Sekku (Seasonal Festival Days) (節句)

"Sekku" (in Chinese characters, written as "節句") means seasonal turning point when a traditional annual event is held, peculiar to Japanese culture and customs. In Chinese characters, Sekku is also written as "節供." Combined with Japanese customs, the calendar introduced from China was changed into Sekku. In ancient times, Sekku was called "Sechinichi," and on the dates of Sechinichi, seasonal court banquets called "Sechi-e" were held. Arranged for Japanese life, many Sechinichi were handed down to later generations, and during the Edo period, the Tokugawa shogunate designated five of them as the public event days or national holidays, and this was the beginning of Sekku.

The Five Main Seasonal Festivals' Days

Jinjitsu (Human's day)
This falls on January 7, and the festival is called "the Seven Herb Festival."
Joshi (or Jomi) - a term which means the first Snake day of March by the lunar calendar
This falls on March 3, and this date is called "Girls' Day," or "Dolls Day."
Tango (a term which means May 5 by the lunar calendar)
This falls on May 5 (by the solar calendar), and the festival is called "the Iris Festival."
Shichiseki (or Tanabata) - a term which means the evening of July 7 by the lunar calendar
This falls on July 7 (by the solar calendar), and the festival is called "the Tanabata Festival" or "Star Festival," in which a bamboo is used.
Choyo (a term which means September 9 by the lunar calendar)
This falls on September 9 (by the solar calendar), and the festival is called "the Chrysanthemum Festival."

Other

An iris that blooms on May the sixth/A chrysanthemum that blooms on September the tenth
These two flowers have value until May 5 or September 9, but not the next day. By extension, the two phrases are used metaphorically when a thing becomes useless because a good chance was missed. For example, Chritmas cakes and decorations are sold at a loss after December 25, and this is seen above.

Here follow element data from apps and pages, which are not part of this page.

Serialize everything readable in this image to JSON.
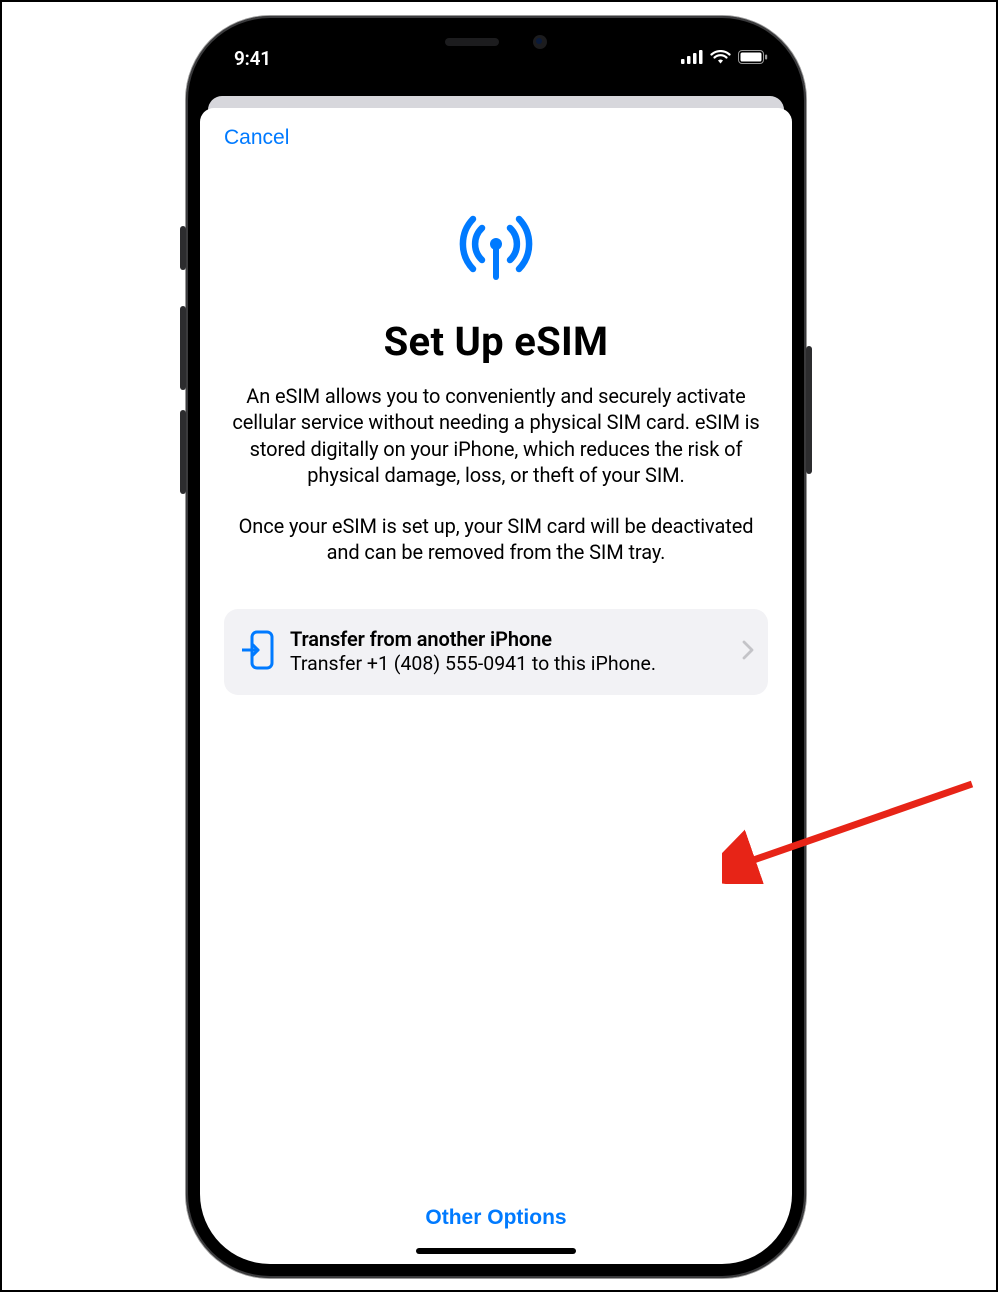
{
  "status": {
    "time": "9:41"
  },
  "nav": {
    "cancel": "Cancel"
  },
  "hero": {
    "title": "Set Up eSIM",
    "paragraph1": "An eSIM allows you to conveniently and securely activate cellular service without needing a physical SIM card. eSIM is stored digitally on your iPhone, which reduces the risk of physical damage, loss, or theft of your SIM.",
    "paragraph2": "Once your eSIM is set up, your SIM card will be deactivated and can be removed from the SIM tray."
  },
  "option": {
    "title": "Transfer from another iPhone",
    "subtitle": "Transfer +1 (408) 555-0941 to this iPhone."
  },
  "footer": {
    "other_options": "Other Options"
  },
  "colors": {
    "accent": "#007aff"
  }
}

Joshi, Tango, and Tanabata are on the same day of the week. The other two are not.